Tuesday’s Sydney Morning Herald was trumpeting “the end of cheap food” with world prices rising, and Biofuel production eating into already failing croplands.

98% of me recoils against this idea, but there’s 2% of me that’s listening to WRAP‘s stats on the waste of food in the UK. You can check out the facts at the Love Food Hate Waste website :

  • A third of food in the UK is wasted – just try it at home – bring three bags of shopping in , then take one straight out to the bin again – it’s a SCANDAL.
  • That wasted food is the CO2 equivalent to taking 20% of the cars off the road – that’s right – 1 in 5 cars.
  •  The figures are just ridiculous – 6.7 million tones of food every year, with an estimated cost of £8 billion per year.

So let’s just think about this. We put taxes on petrol to stop people driving, to save the planet. But the CO2 equivalent of 1-in-5 cars is WASTED by us all throwing food away.

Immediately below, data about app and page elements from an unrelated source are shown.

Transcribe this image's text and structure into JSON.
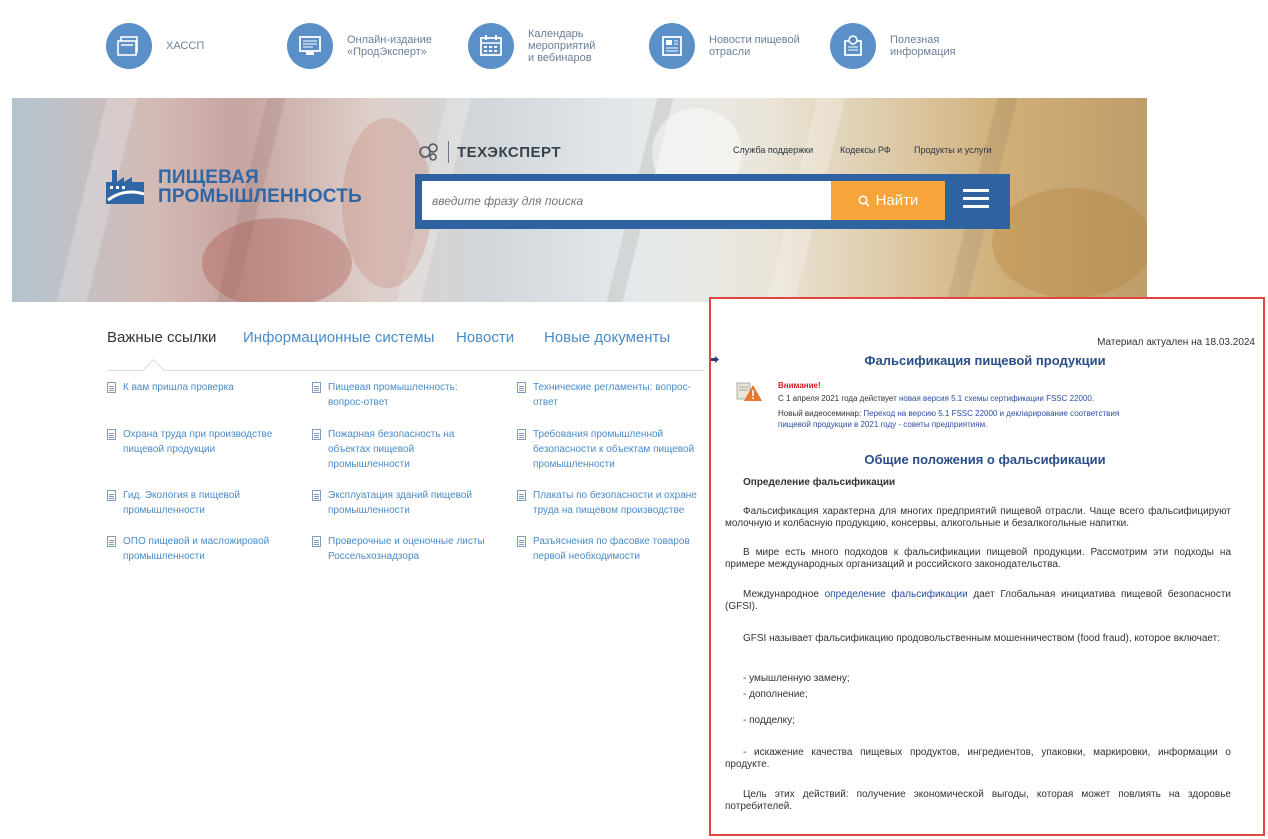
{
  "topnav": {
    "items": [
      {
        "label": "ХАССП",
        "icon": "folders-icon"
      },
      {
        "label": "Онлайн-издание\n«ПродЭксперт»",
        "icon": "monitor-icon"
      },
      {
        "label": "Календарь\nмероприятий\nи вебинаров",
        "icon": "calendar-icon"
      },
      {
        "label": "Новости пищевой\nотрасли",
        "icon": "newspaper-icon"
      },
      {
        "label": "Полезная\nинформация",
        "icon": "info-icon"
      }
    ]
  },
  "banner": {
    "logo_line1": "ПИЩЕВАЯ",
    "logo_line2": "ПРОМЫШЛЕННОСТЬ",
    "techexpert": "ТЕХЭКСПЕРТ",
    "links": [
      "Служба поддержки",
      "Кодексы РФ",
      "Продукты и услуги"
    ],
    "search_placeholder": "введите фразу для поиска",
    "search_button": "Найти"
  },
  "tabs": [
    "Важные ссылки",
    "Информационные системы",
    "Новости",
    "Новые документы"
  ],
  "links": [
    [
      "К вам пришла проверка",
      "Пищевая промышленность:\nвопрос-ответ",
      "Технические регламенты: вопрос-\nответ"
    ],
    [
      "Охрана труда при производстве\nпищевой продукции",
      "Пожарная безопасность на\nобъектах пищевой\nпромышленности",
      "Требования промышленной\nбезопасности к объектам пищевой\nпромышленности"
    ],
    [
      "Гид. Экология в пищевой\nпромышленности",
      "Эксплуатация зданий пищевой\nпромышленности",
      "Плакаты по безопасности и охране\nтруда на пищевом производстве"
    ],
    [
      "ОПО пищевой и масложировой\nпромышленности",
      "Проверочные и оценочные листы\nРоссельхознадзора",
      "Разъяснения по фасовке товаров\nпервой необходимости"
    ]
  ],
  "doc": {
    "actual": "Материал актуален на 18.03.2024",
    "title": "Фальсификация пищевой продукции",
    "attention": "Внимание!",
    "note1_prefix": "С 1 апреля 2021 года действует ",
    "note1_link": "новая версия 5.1 схемы сертификации FSSC 22000.",
    "note2_prefix": "Новый видеосеминар: ",
    "note2_link_a": "Переход на версию 5.1 FSSC 22000 и декларирование соответствия",
    "note2_link_b": "пищевой продукции в 2021 году - советы предприятиям.",
    "section": "Общие положения о фальсификации",
    "subhead": "Определение фальсификации",
    "p1": "Фальсификация характерна для многих предприятий пищевой отрасли. Чаще всего фальсифицируют молочную и колбасную продукцию, консервы, алкогольные и безалкогольные напитки.",
    "p2": "В мире есть много подходов к фальсификации пищевой продукции. Рассмотрим эти подходы на примере международных организаций и российского законодательства.",
    "p3_a": "Международное ",
    "p3_link": "определение фальсификации",
    "p3_b": " дает Глобальная инициатива пищевой безопасности (GFSI).",
    "p4": "GFSI называет фальсификацию продовольственным мошенничеством (food fraud), которое включает:",
    "b1": "- умышленную замену;",
    "b2": "- дополнение;",
    "b3": "- подделку;",
    "b4": "- искажение качества пищевых продуктов, ингредиентов, упаковки, маркировки, информации о продукте.",
    "p5": "Цель этих действий: получение экономической выгоды, которая может повлиять на здоровье потребителей."
  }
}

So maybe more expensive food is a good thing – it’ll make us value it more, make more people grow their own, and reduce the waste that’s going on?

Of course, that’s in an ideal world . . . in reality, I’m sure that the most waste comes from the wealthiest households, those least affected by the price rises (and by the petrol taxes) so when is somebo0ody going to come up with a solution that is not weath based? That really is the question.

Anyway, while we’re all pondering the big questions of life . . . here are a couple of great links to help make a small difference on our own waste levels. Abby at the Daily Tiffin talking about planning and storage, and Aidan Brooks (an Apprentice Chef) with a whole heap of useful links.

And don’t forget – fill out your own Food Waste Diary to see if the problem begins at home! I’ll have a go with ours, and see how we go.